(SOURCE DATA):
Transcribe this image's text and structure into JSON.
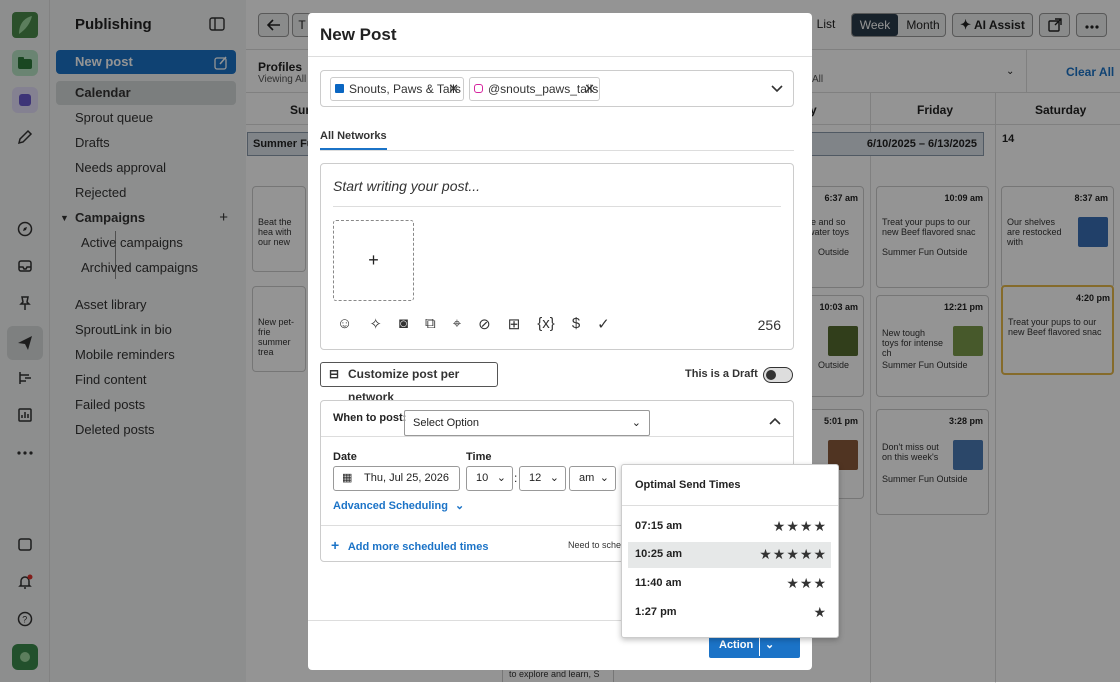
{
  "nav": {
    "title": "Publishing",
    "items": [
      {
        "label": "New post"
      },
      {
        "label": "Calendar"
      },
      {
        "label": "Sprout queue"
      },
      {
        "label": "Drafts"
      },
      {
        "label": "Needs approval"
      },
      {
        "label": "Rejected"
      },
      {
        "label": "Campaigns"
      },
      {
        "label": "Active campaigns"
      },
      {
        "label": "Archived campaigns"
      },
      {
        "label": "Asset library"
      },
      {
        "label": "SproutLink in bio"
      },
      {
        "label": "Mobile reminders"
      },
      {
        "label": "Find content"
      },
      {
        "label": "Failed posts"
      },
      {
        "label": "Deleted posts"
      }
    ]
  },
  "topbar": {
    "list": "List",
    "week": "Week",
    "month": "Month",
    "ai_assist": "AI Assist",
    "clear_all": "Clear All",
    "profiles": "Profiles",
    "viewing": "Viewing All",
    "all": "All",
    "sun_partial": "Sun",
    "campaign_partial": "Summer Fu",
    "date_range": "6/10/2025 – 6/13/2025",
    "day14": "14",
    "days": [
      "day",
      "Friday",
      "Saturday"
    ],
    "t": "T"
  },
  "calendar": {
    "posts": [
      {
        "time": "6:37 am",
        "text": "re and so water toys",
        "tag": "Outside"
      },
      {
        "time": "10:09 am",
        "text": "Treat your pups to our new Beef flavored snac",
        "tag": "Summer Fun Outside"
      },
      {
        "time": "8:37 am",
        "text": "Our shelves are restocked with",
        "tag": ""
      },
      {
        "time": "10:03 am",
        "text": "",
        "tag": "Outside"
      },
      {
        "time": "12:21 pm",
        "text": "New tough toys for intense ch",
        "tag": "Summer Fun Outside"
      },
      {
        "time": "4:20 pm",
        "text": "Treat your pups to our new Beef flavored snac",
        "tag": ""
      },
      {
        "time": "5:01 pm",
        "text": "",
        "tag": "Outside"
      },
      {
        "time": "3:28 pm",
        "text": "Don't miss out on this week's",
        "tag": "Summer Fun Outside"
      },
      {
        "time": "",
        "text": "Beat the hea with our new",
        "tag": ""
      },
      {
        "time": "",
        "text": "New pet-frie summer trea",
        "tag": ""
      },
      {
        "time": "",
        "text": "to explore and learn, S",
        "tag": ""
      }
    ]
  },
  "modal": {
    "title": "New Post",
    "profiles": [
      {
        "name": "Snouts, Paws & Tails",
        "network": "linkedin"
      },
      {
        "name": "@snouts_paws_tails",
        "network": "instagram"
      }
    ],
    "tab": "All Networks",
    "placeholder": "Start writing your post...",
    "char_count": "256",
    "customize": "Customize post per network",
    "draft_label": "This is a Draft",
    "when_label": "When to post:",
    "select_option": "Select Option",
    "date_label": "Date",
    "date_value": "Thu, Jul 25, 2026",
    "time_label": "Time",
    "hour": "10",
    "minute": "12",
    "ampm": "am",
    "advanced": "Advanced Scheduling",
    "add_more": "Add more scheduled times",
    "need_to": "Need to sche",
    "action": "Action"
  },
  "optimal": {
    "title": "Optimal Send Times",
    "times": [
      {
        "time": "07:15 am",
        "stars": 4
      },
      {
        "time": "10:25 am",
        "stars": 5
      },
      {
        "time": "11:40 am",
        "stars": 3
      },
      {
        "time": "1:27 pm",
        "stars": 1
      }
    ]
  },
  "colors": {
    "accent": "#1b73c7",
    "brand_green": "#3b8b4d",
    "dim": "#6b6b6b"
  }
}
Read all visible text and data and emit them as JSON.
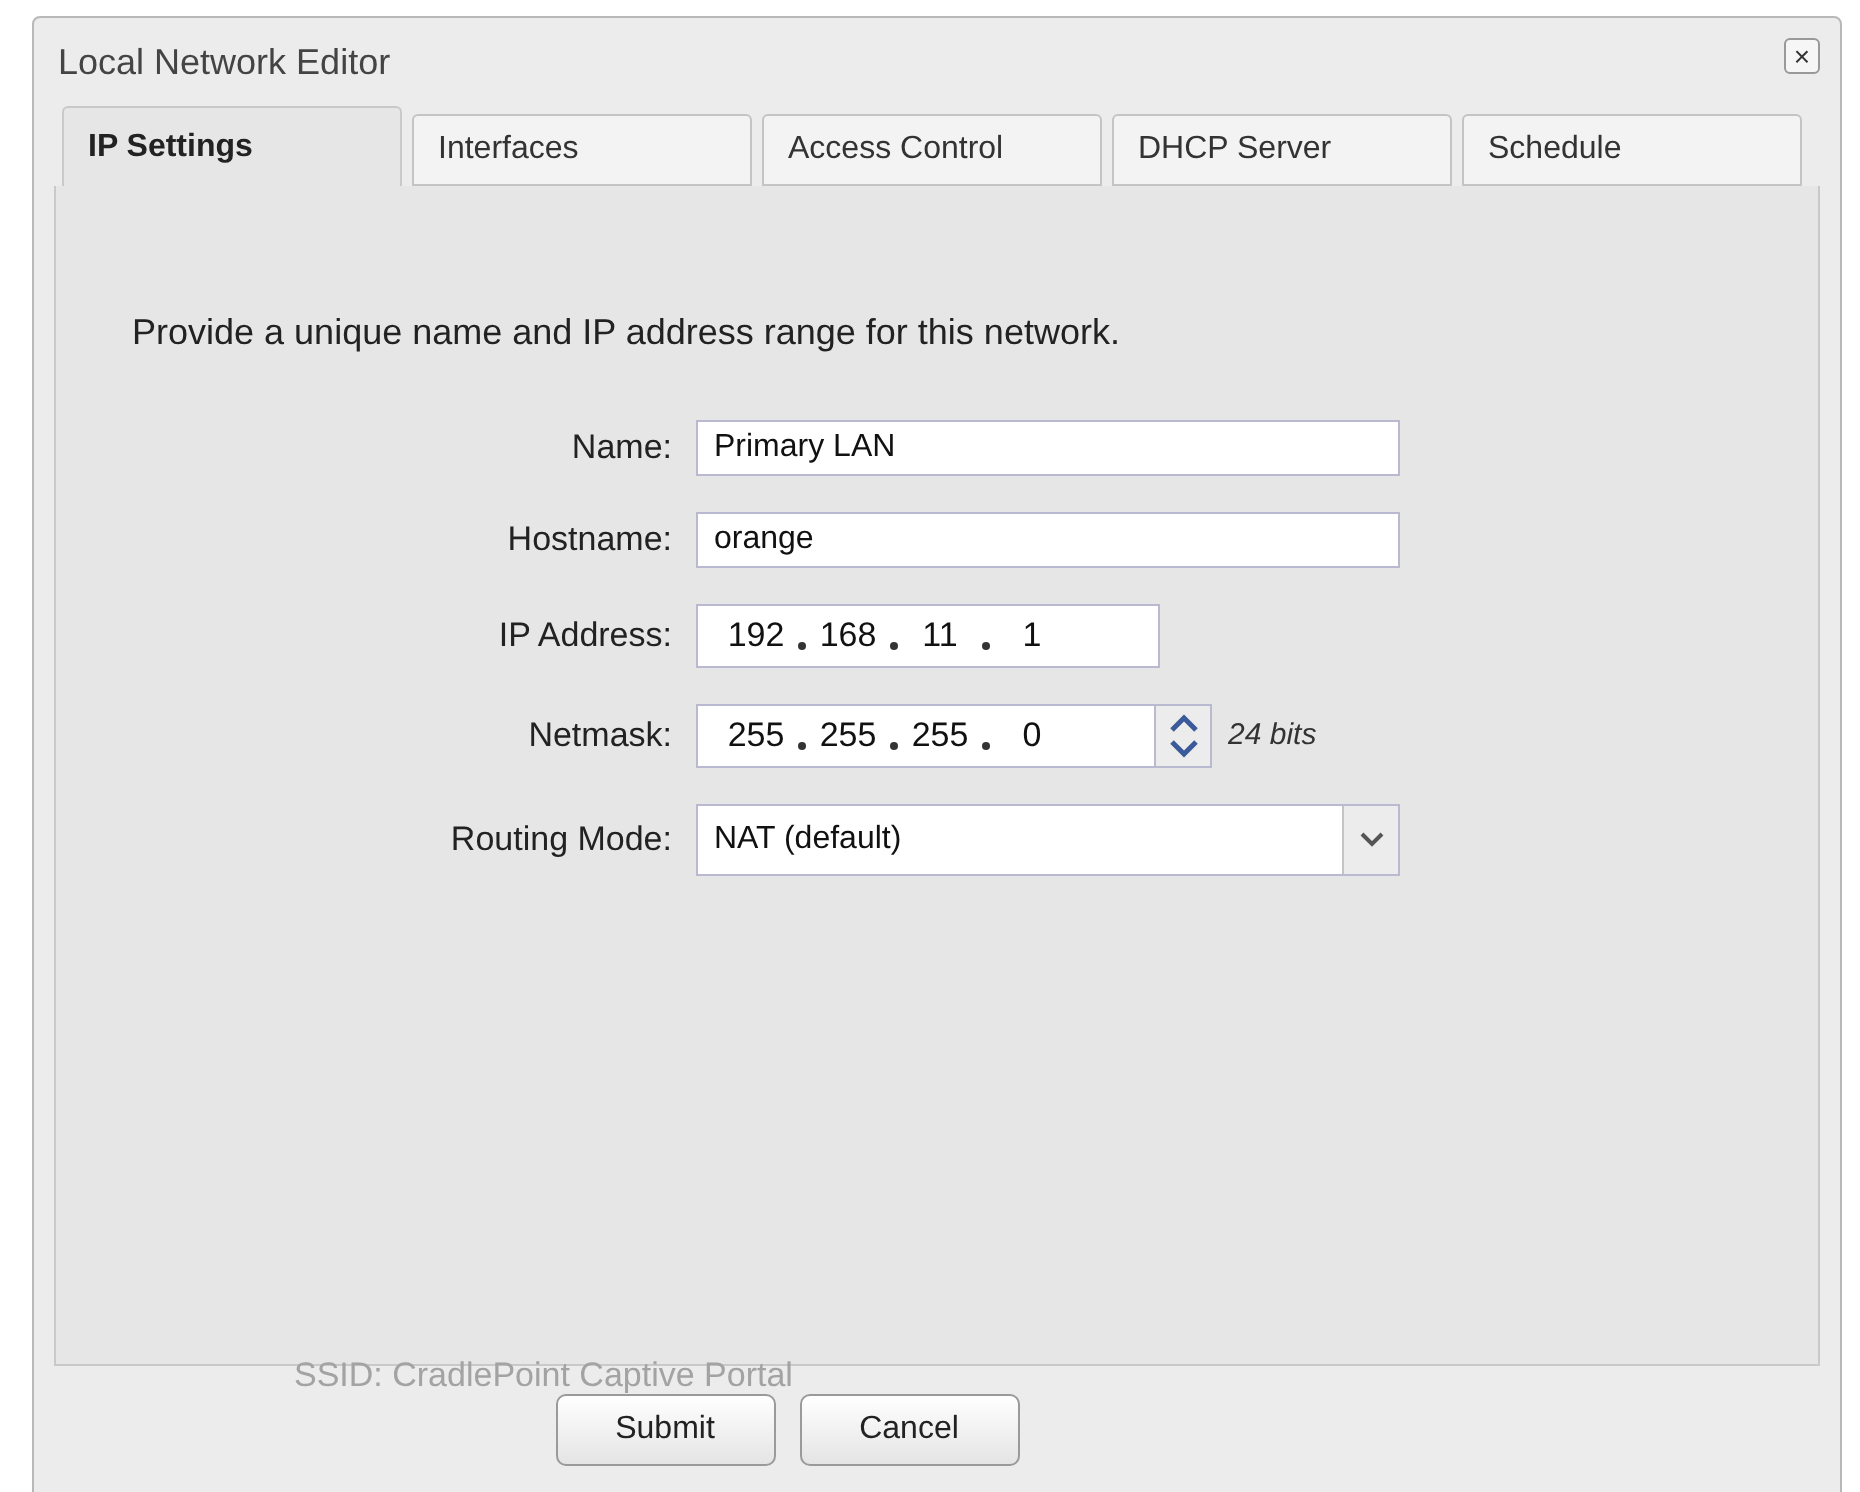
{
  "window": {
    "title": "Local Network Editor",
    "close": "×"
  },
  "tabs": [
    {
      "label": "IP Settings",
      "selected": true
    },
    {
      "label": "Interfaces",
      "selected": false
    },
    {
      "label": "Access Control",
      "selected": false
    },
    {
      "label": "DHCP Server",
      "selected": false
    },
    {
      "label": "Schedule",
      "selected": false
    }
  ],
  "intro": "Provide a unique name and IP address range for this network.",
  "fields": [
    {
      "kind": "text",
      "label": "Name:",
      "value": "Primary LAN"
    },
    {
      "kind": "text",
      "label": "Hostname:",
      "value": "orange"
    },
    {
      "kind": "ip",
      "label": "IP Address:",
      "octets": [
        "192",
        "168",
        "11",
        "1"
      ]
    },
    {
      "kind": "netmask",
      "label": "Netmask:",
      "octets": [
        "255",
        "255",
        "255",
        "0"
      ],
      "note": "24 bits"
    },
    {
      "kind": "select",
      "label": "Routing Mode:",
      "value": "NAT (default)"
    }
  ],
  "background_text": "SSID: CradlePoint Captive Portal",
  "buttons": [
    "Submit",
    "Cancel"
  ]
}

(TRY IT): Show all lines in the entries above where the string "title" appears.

(RESPONSE AREA):
    "title": "Publishing",
    "title": "New Post",
    "title": "Optimal Send Times",
    "title": "Local Network Editor",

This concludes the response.